to think this text is rude?
Mintyy · 16/09/2015 10:11
How much does it cost to put a please or thank you in a text?
"Mintyy, we are expecting you at the x department at x hospital on x date at x time. Not attending costs the NHS £160 approx. If you cannot attend call 12345678"
IssyStark · 16/09/2015 10:15
I think it is fine for a text. Texts are short and to the point. Not everyone has smart phones and can deal with long text messages. Given the dept and hospital name are in there, I'm really not too bothered at the lack of please or thanks.
That said, it is obviously annoying some people so if they want to make their nudge policy work, then adding a Thanks at the end is probably going to be more successful.
PermetsTu · 16/09/2015 10:16
You could suggest it on a comment form though? Perhaps write your own proforma.
Dear Much Loved Patient,
We await your attendance at x hospital at x time with barely contained joy and anticipation.
Hugs, cuddles and snuggles
Hope all's well.

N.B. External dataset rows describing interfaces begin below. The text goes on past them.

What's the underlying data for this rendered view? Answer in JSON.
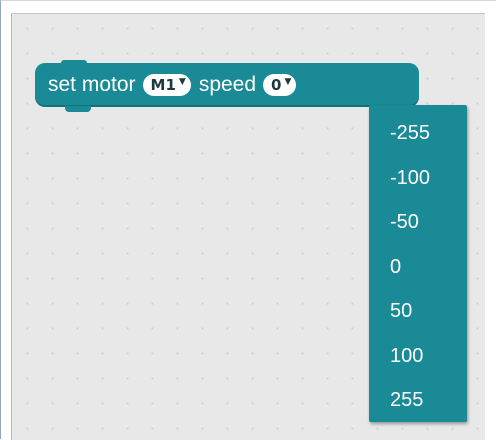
{
  "block": {
    "word1": "set motor",
    "motor_value": "M1",
    "word2": "speed",
    "speed_value": "0",
    "caret_symbol": "▼",
    "color": "#1a8a96"
  },
  "dropdown": {
    "options": [
      "-255",
      "-100",
      "-50",
      "0",
      "50",
      "100",
      "255"
    ]
  },
  "colors": {
    "workspace": "#e8e8e8",
    "block": "#1a8a96",
    "text": "#ffffff"
  }
}
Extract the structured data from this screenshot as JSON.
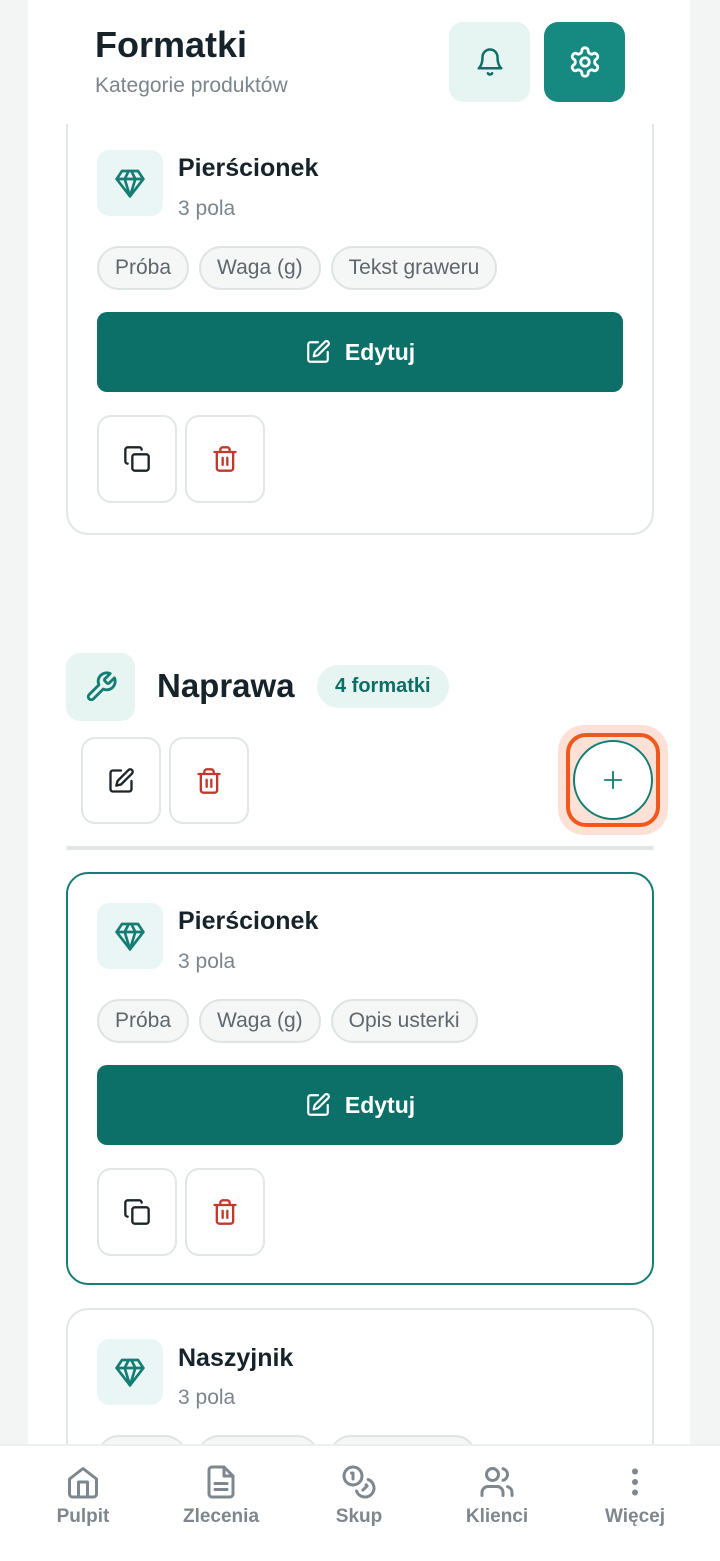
{
  "header": {
    "title": "Formatki",
    "subtitle": "Kategorie produktów",
    "icons": {
      "notifications": "bell-icon",
      "settings": "gear-icon"
    }
  },
  "cards": [
    {
      "title": "Pierścionek",
      "subtitle": "3 pola",
      "chips": [
        "Próba",
        "Waga (g)",
        "Tekst graweru"
      ],
      "edit_label": "Edytuj"
    },
    {
      "title": "Pierścionek",
      "subtitle": "3 pola",
      "chips": [
        "Próba",
        "Waga (g)",
        "Opis usterki"
      ],
      "edit_label": "Edytuj"
    },
    {
      "title": "Naszyjnik",
      "subtitle": "3 pola"
    }
  ],
  "section": {
    "title": "Naprawa",
    "badge": "4 formatki"
  },
  "nav": [
    {
      "label": "Pulpit",
      "icon": "home-icon"
    },
    {
      "label": "Zlecenia",
      "icon": "document-icon"
    },
    {
      "label": "Skup",
      "icon": "coins-icon"
    },
    {
      "label": "Klienci",
      "icon": "users-icon"
    },
    {
      "label": "Więcej",
      "icon": "more-vertical-icon"
    }
  ],
  "colors": {
    "primary": "#0d7068",
    "accent": "#168a80",
    "danger": "#c0392b",
    "highlight": "#f0581e"
  }
}
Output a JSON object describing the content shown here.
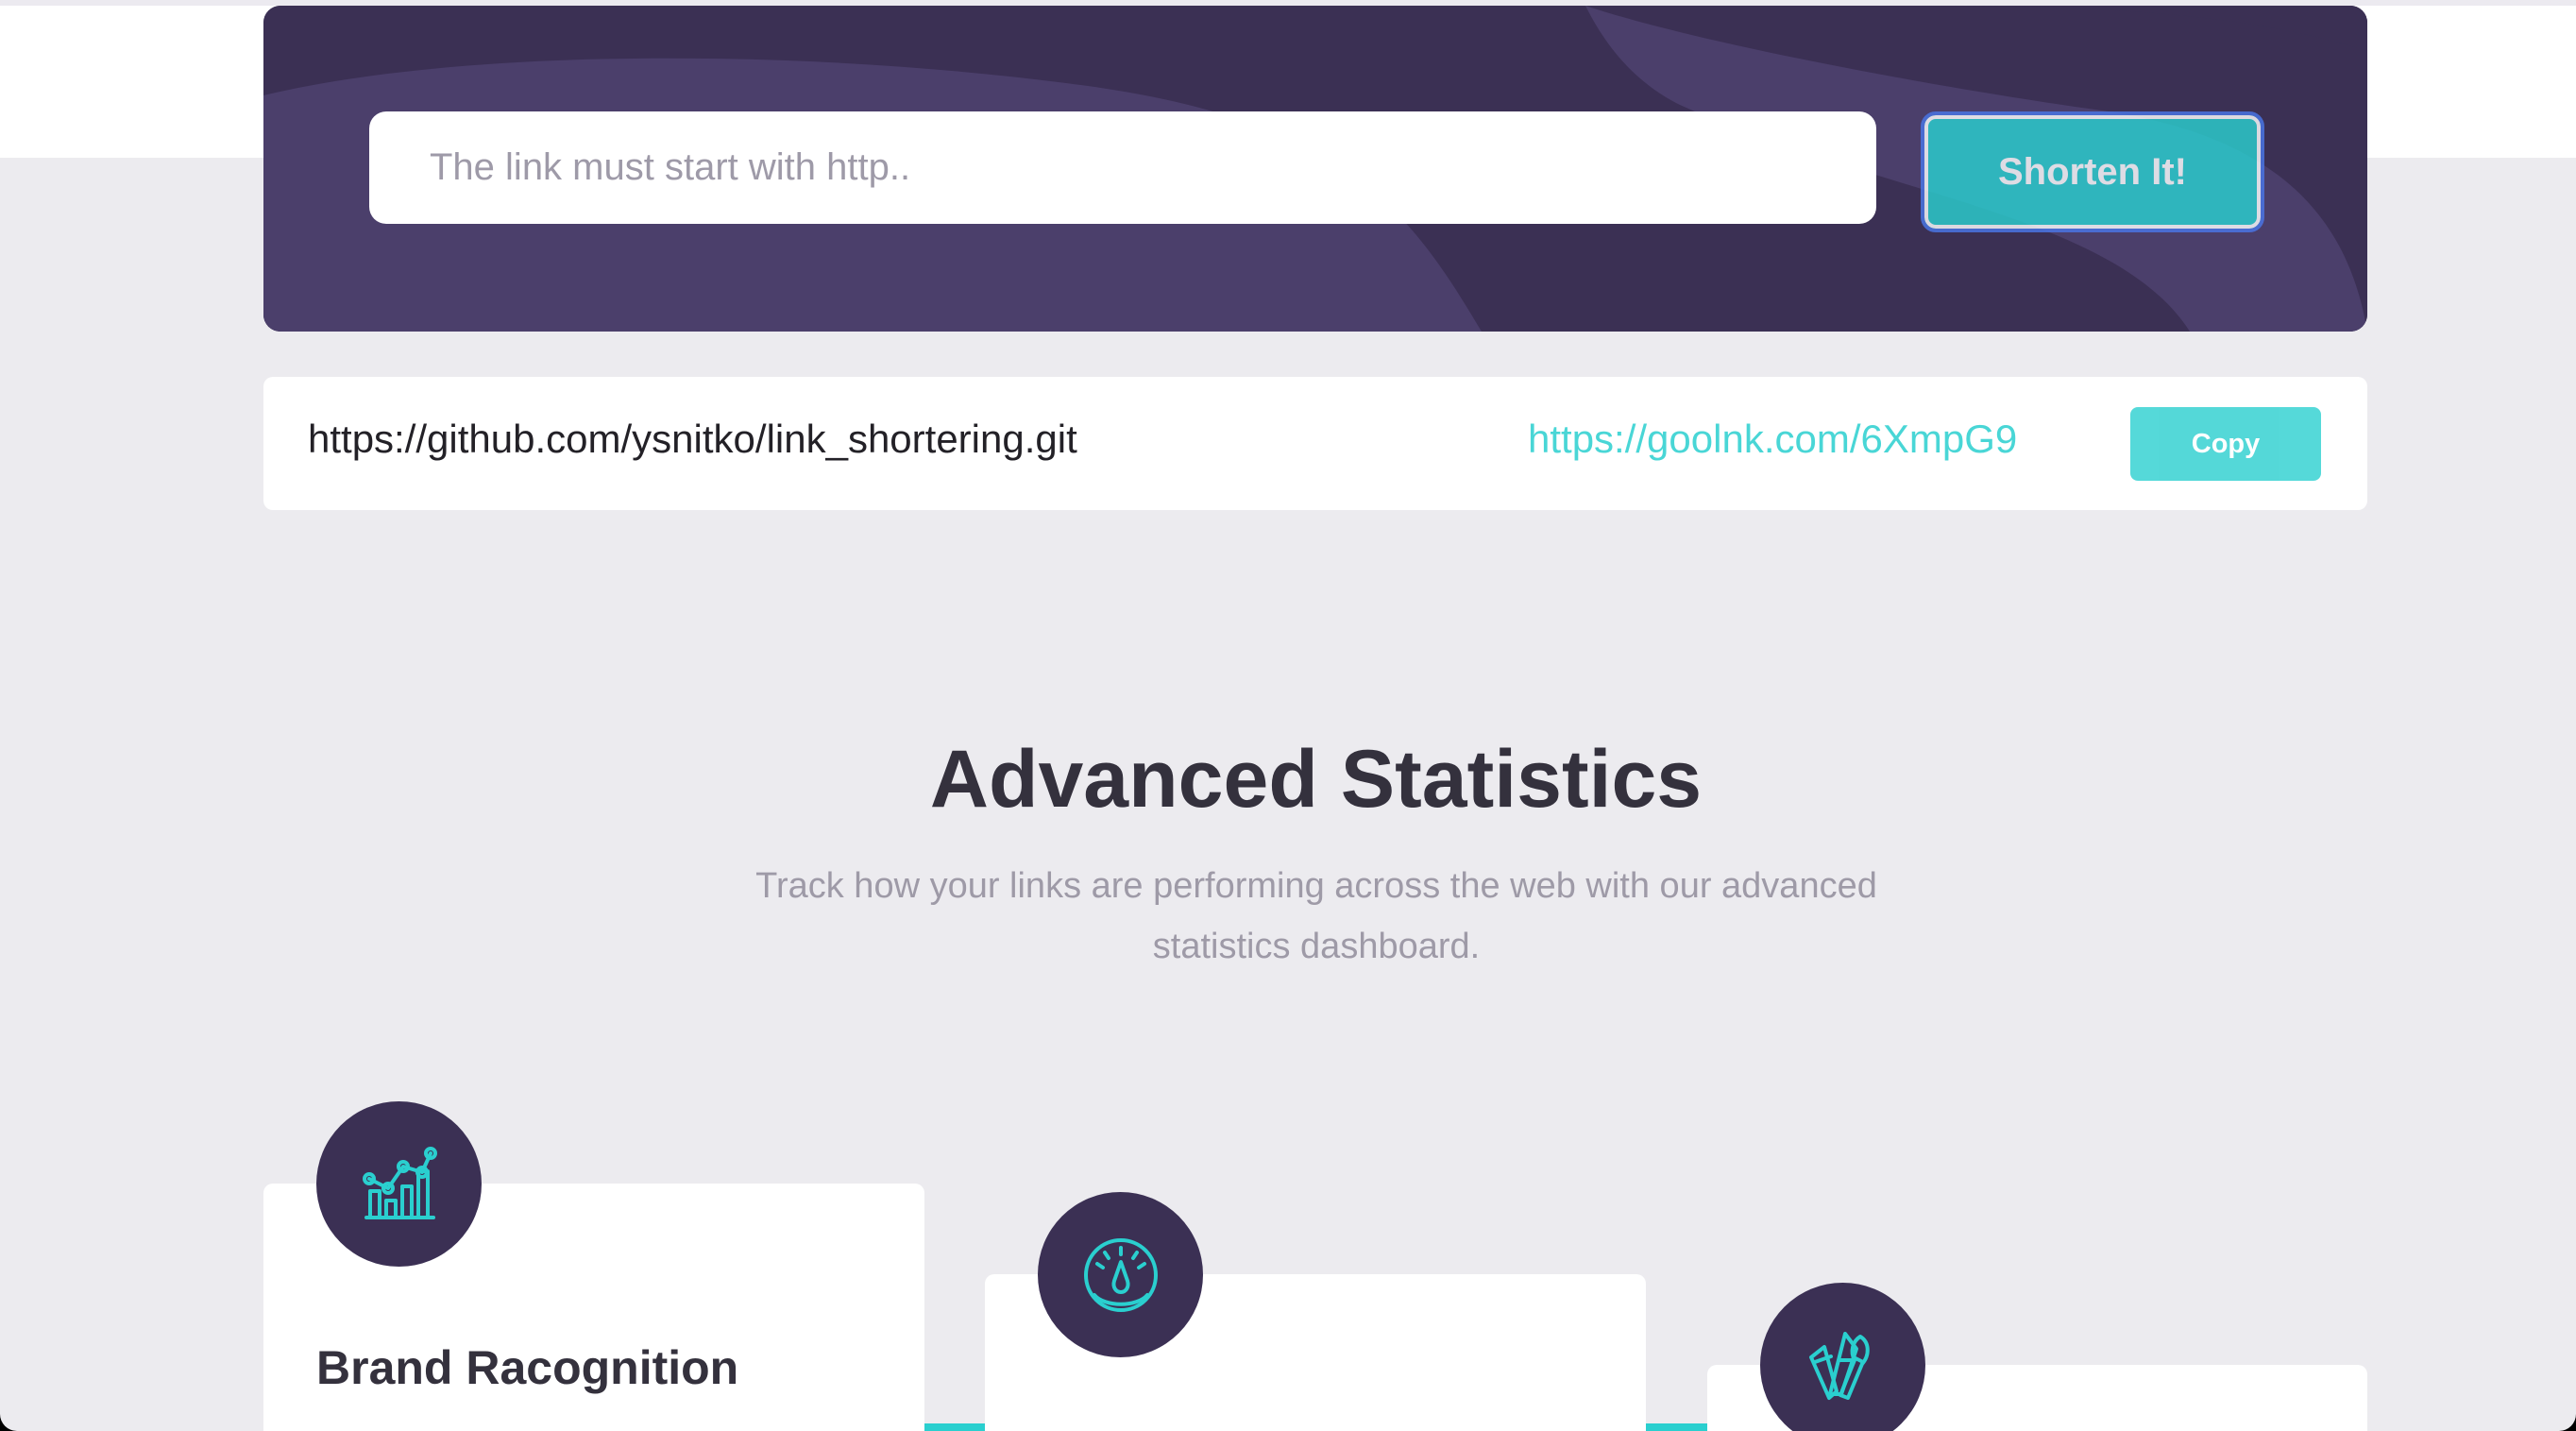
{
  "form": {
    "placeholder": "The link must start with http..",
    "button_label": "Shorten It!"
  },
  "result": {
    "original_url": "https://github.com/ysnitko/link_shortering.git",
    "short_url": "https://goolnk.com/6XmpG9",
    "copy_label": "Copy"
  },
  "statistics": {
    "title": "Advanced Statistics",
    "description": "Track how your links are performing across the web with our advanced statistics dashboard."
  },
  "features": [
    {
      "title": "Brand Racognition",
      "icon": "brand-recognition-chart-icon"
    },
    {
      "icon": "speedometer-icon"
    },
    {
      "icon": "pen-brush-icon"
    }
  ],
  "colors": {
    "page_background": "#ecebef",
    "dark_violet": "#3b3054",
    "cyan": "#2acfcf",
    "text_dark": "#34313d",
    "text_muted": "#9e9aa7",
    "focus_blue": "#4a77e8"
  }
}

PleaseLetThisNameChangeWork · 16/09/2015 10:19
I used to love getting those texts - brilliantly helpful reminders when your appointments have been booked months in advance. My hospital has stopped sending them, it's a PITA. I can see that a 'please' before the 'call 12345678' would soften it, but maybe they have a character limit?
Mrsmorton · 16/09/2015 10:19
Texts come from an automated system. Would you feel happier if it said:
My dear Minty, we would like to invite you to a hospital appointment which is free at the point of service and which you almost certainly want as you have been referred to us by your also free at the point of service GP. Please would you attend s it's an awful waste of resources if you don't. Thanks ever so.
It's not a tinder match, it's a medical appointment. YABU. Bet fewer than five patients a day use the words please or thank you in the department.
RiceBurner · 16/09/2015 10:24
Not rude IMO, just business-like and to the point.
Rude is when patients do not turn up on time/at all and waste NHS money/time. (And this seems to happen quite a lot.)
It's already nice of them to send you an SMS, as I assume you already knew of the appt and this was just to remind you?
AnonymousBird · 16/09/2015 10:28
These messages are very carefully constructed - there is a whole industry of advisers out there who come up with very precisely worded message (not just for NHS!) to elicit the desired response, ie. this exact wording will have been proven to ensure a higher %age of people turning up. I know someone who has done this as part of their job..... You can bet your bottom dollar that adding PLEASE takes away the impact and makes people think ah, there never mind if I don't go.
ElizabethLemon · 16/09/2015 10:33
This reply has been deleted
Message withdrawn at poster's request.
To comment on this thread you need to create a Mumsnet account.